▸ **TASK**
Write the listing out again word for word, skipping each picture.

▸ **THE DATA**
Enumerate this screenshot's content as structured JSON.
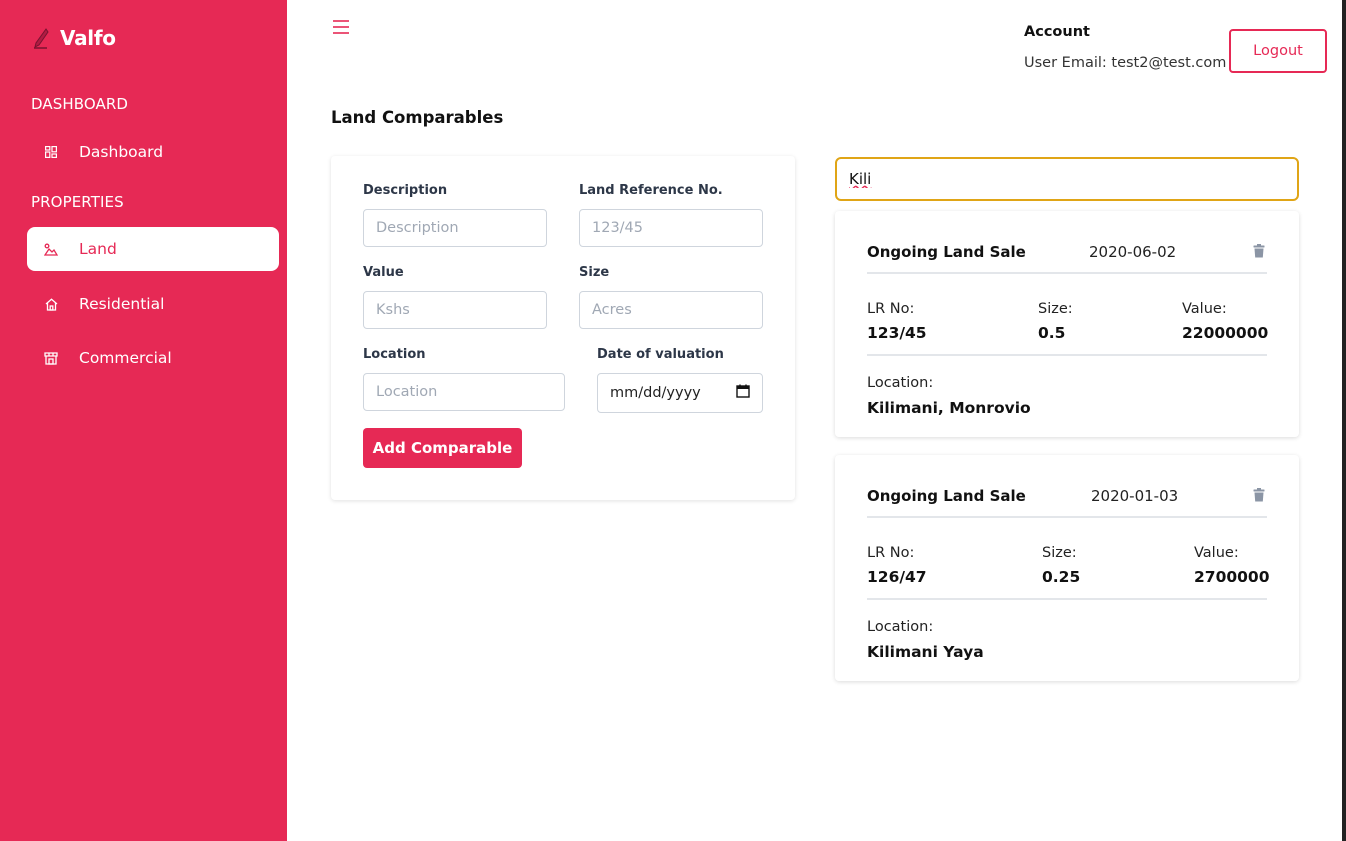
{
  "brand": {
    "name": "Valfo",
    "accent": "#e62955"
  },
  "sidebar": {
    "sections": [
      {
        "label": "DASHBOARD"
      },
      {
        "label": "PROPERTIES"
      }
    ],
    "items": [
      {
        "label": "Dashboard",
        "icon": "grid-icon",
        "active": false
      },
      {
        "label": "Land",
        "icon": "land-icon",
        "active": true
      },
      {
        "label": "Residential",
        "icon": "home-icon",
        "active": false
      },
      {
        "label": "Commercial",
        "icon": "store-icon",
        "active": false
      }
    ]
  },
  "header": {
    "account_title": "Account",
    "account_email": "User Email: test2@test.com",
    "logout_label": "Logout"
  },
  "page": {
    "title": "Land Comparables"
  },
  "form": {
    "description": {
      "label": "Description",
      "placeholder": "Description"
    },
    "reference": {
      "label": "Land Reference No.",
      "placeholder": "123/45"
    },
    "value": {
      "label": "Value",
      "placeholder": "Kshs"
    },
    "size": {
      "label": "Size",
      "placeholder": "Acres"
    },
    "location": {
      "label": "Location",
      "placeholder": "Location"
    },
    "date": {
      "label": "Date of valuation",
      "placeholder": "mm/dd/yyyy"
    },
    "submit_label": "Add Comparable"
  },
  "search": {
    "value": "Kili"
  },
  "results": [
    {
      "title": "Ongoing Land Sale",
      "date": "2020-06-02",
      "lr_label": "LR No:",
      "lr": "123/45",
      "size_label": "Size:",
      "size": "0.5",
      "value_label": "Value:",
      "value": "22000000",
      "location_label": "Location:",
      "location": "Kilimani, Monrovio"
    },
    {
      "title": "Ongoing Land Sale",
      "date": "2020-01-03",
      "lr_label": "LR No:",
      "lr": "126/47",
      "size_label": "Size:",
      "size": "0.25",
      "value_label": "Value:",
      "value": "2700000",
      "location_label": "Location:",
      "location": "Kilimani Yaya"
    }
  ]
}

▸ **OUTPUT**
Enumerate this screenshot's content as structured JSON.
{
  "brand": {
    "name": "Valfo",
    "accent": "#e62955"
  },
  "sidebar": {
    "sections": [
      {
        "label": "DASHBOARD"
      },
      {
        "label": "PROPERTIES"
      }
    ],
    "items": [
      {
        "label": "Dashboard",
        "icon": "grid-icon",
        "active": false
      },
      {
        "label": "Land",
        "icon": "land-icon",
        "active": true
      },
      {
        "label": "Residential",
        "icon": "home-icon",
        "active": false
      },
      {
        "label": "Commercial",
        "icon": "store-icon",
        "active": false
      }
    ]
  },
  "header": {
    "account_title": "Account",
    "account_email": "User Email: test2@test.com",
    "logout_label": "Logout"
  },
  "page": {
    "title": "Land Comparables"
  },
  "form": {
    "description": {
      "label": "Description",
      "placeholder": "Description"
    },
    "reference": {
      "label": "Land Reference No.",
      "placeholder": "123/45"
    },
    "value": {
      "label": "Value",
      "placeholder": "Kshs"
    },
    "size": {
      "label": "Size",
      "placeholder": "Acres"
    },
    "location": {
      "label": "Location",
      "placeholder": "Location"
    },
    "date": {
      "label": "Date of valuation",
      "placeholder": "mm/dd/yyyy"
    },
    "submit_label": "Add Comparable"
  },
  "search": {
    "value": "Kili"
  },
  "results": [
    {
      "title": "Ongoing Land Sale",
      "date": "2020-06-02",
      "lr_label": "LR No:",
      "lr": "123/45",
      "size_label": "Size:",
      "size": "0.5",
      "value_label": "Value:",
      "value": "22000000",
      "location_label": "Location:",
      "location": "Kilimani, Monrovio"
    },
    {
      "title": "Ongoing Land Sale",
      "date": "2020-01-03",
      "lr_label": "LR No:",
      "lr": "126/47",
      "size_label": "Size:",
      "size": "0.25",
      "value_label": "Value:",
      "value": "2700000",
      "location_label": "Location:",
      "location": "Kilimani Yaya"
    }
  ]
}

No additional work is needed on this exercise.